Republicans started their election year focused on “Obamacare,” but national security is now “popping” as an issue, said Rep. Greg Walden (R) of Oregon at a Monitor breakfast.
“Americans feel pretty insecure about what’s happening in the world and at home,” said the chairman of the National Republican Congressional Committee, who is in charge of winning more seats for the GOP-controlled House. The sense that things are “out of control” – reflected in the president’s low approval ratings – gives Republicans the opportunity to pick up 10 or 11 more seats, Representative Walden said.
Playing on the national security theme, the NRCC on Friday released four video ads that painted Democratic opponents as weak on terrorism and border security. The Affordable Care Act is “still a big issue” outside of Washington, and the GOP is emphasizing it in ads, Walden said, but a summer in which migrant children flooded the southern border and videotapes of American journalists being beheaded by the Islamic State terrorist group have spiked as issues, he said.
He said he didn’t know whether national security would eclipse jobs and the weak economic recovery as a top concern for voters but they have contributed to the president’s low approval ratings, which act as a headwind against Democrats.
Even the Democrats’ superior cash position can’t make up for those winds, he said.
“There’s not much you can do to overcome that,” he said, recalling the midterm elections of 2006, when Democrats swept Congress in a referendum against George W. Bush’s handling of the Iraq war and hurricane Katrina.
He said that winning 245 GOP seats in the House (that would be a gain of 11 seats) is “an achievable goal,” and pointed to California as a state ripe for gains. The independent Cook Political Report is more circumspect, saying the gains could be anywhere from 2 seats to 12.
But Walden, who relishes his job traveling the country on behalf of candidates, said that he’s seeing a “measured shift” toward Republicans in virtually every poll he’s seen. Reaching the GOP goal would further strengthen the Republicans’ hands in the House – already strong because of redistricting after 2010 – and put them in a strong position for 2016.

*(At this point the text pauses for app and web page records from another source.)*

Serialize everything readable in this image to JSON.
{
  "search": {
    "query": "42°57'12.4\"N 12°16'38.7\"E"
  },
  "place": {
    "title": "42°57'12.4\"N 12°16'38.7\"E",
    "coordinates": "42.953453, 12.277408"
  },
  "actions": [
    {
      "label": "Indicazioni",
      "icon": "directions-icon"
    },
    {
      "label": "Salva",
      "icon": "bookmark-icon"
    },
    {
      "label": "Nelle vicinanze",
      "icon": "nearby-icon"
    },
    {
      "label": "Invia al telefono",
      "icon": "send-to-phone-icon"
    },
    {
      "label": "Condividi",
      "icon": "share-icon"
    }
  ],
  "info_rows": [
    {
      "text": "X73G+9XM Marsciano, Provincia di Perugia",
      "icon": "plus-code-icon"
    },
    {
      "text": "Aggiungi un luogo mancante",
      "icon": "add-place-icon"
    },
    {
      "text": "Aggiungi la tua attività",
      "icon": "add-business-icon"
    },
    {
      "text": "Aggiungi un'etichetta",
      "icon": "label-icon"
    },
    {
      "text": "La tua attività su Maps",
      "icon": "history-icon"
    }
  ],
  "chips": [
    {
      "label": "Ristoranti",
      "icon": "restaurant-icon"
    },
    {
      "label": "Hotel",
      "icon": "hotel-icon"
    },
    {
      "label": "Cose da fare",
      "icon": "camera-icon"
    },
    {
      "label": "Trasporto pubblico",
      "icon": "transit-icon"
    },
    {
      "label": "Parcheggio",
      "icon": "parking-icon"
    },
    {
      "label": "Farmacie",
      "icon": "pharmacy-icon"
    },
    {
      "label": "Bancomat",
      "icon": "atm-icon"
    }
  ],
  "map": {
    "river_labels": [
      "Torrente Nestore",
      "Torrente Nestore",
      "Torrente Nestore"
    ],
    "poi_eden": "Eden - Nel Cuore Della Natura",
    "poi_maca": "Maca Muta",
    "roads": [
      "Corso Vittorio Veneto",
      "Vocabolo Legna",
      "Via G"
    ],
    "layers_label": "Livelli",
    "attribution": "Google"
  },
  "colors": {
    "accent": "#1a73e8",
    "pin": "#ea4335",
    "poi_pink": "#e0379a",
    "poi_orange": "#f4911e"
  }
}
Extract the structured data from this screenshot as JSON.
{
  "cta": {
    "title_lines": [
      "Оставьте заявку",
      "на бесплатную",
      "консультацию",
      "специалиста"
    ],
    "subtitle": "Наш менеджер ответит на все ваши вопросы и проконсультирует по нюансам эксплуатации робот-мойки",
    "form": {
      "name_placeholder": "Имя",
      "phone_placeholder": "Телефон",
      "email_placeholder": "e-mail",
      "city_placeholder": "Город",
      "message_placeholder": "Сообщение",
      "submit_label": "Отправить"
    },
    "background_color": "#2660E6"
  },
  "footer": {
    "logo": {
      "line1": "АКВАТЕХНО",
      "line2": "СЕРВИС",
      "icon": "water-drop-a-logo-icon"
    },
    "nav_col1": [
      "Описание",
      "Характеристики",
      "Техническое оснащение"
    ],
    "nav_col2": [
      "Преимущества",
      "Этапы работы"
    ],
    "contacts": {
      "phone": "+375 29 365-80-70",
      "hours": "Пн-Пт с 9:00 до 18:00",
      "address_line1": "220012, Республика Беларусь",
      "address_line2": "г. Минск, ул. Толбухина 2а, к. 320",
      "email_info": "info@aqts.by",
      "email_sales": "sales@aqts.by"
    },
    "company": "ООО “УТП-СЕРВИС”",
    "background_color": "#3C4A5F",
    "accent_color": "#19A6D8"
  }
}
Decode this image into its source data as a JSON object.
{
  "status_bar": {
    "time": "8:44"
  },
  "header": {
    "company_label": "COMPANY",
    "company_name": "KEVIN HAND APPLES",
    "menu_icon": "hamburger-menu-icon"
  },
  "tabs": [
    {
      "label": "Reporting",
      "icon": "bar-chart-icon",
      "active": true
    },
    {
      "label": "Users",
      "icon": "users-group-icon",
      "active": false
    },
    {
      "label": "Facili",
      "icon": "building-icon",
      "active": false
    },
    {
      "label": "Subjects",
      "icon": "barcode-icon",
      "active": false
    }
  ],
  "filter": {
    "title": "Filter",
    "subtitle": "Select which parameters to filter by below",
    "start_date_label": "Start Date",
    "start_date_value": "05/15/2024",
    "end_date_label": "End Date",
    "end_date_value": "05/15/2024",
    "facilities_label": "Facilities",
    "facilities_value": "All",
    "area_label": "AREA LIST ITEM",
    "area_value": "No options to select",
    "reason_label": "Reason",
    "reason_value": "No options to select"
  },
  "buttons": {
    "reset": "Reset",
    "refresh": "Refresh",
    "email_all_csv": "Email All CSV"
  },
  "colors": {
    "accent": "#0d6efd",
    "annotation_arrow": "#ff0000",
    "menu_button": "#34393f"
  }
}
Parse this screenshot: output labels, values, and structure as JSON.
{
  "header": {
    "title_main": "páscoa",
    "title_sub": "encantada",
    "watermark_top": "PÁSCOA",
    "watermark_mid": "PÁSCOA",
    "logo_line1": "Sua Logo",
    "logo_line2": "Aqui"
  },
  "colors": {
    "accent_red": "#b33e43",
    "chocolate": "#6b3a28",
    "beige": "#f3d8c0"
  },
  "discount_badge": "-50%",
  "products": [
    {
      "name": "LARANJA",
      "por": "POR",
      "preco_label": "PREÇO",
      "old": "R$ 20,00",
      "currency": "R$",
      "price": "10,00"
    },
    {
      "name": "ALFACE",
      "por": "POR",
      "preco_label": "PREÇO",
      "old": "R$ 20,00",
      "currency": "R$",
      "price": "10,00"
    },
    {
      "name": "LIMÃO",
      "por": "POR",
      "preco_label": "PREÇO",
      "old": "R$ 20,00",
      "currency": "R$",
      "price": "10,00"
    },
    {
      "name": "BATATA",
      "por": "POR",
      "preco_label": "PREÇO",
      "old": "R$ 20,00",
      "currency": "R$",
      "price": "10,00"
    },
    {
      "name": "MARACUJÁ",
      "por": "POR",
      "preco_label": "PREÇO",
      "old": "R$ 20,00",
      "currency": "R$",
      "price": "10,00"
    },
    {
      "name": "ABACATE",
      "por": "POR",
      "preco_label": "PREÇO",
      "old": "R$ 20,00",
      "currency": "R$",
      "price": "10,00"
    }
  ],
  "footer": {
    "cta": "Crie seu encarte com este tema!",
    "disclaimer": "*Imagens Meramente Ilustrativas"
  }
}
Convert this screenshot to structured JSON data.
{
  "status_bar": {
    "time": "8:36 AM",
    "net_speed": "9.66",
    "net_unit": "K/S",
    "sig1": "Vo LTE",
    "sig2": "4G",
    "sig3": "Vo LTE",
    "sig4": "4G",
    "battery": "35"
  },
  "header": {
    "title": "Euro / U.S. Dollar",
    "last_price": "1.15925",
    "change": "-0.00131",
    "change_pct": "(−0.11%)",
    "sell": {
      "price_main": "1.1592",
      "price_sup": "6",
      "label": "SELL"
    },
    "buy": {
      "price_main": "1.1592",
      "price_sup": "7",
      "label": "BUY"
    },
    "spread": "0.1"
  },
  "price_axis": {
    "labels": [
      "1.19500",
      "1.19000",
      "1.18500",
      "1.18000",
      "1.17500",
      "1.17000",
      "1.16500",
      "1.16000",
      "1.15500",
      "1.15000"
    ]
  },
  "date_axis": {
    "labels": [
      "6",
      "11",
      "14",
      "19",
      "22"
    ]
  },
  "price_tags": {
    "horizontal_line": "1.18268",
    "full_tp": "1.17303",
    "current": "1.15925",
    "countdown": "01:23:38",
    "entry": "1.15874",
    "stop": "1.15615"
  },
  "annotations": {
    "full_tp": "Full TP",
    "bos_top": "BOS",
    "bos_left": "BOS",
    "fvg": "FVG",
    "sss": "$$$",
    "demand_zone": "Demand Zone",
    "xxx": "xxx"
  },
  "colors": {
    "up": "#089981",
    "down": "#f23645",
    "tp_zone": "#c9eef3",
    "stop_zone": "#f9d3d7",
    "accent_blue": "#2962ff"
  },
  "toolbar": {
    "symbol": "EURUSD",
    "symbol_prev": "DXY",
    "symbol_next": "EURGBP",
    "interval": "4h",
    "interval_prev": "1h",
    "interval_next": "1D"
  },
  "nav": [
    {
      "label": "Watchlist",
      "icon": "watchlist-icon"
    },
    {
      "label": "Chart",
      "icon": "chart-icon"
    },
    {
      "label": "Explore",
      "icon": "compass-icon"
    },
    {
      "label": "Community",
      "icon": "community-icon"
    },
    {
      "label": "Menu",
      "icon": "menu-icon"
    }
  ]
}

Anticipating that the Senate will also flip to GOP control, Walden said that the Republicans in both chambers are working together “behind the scenes” on a governing agenda and timeline for after the election.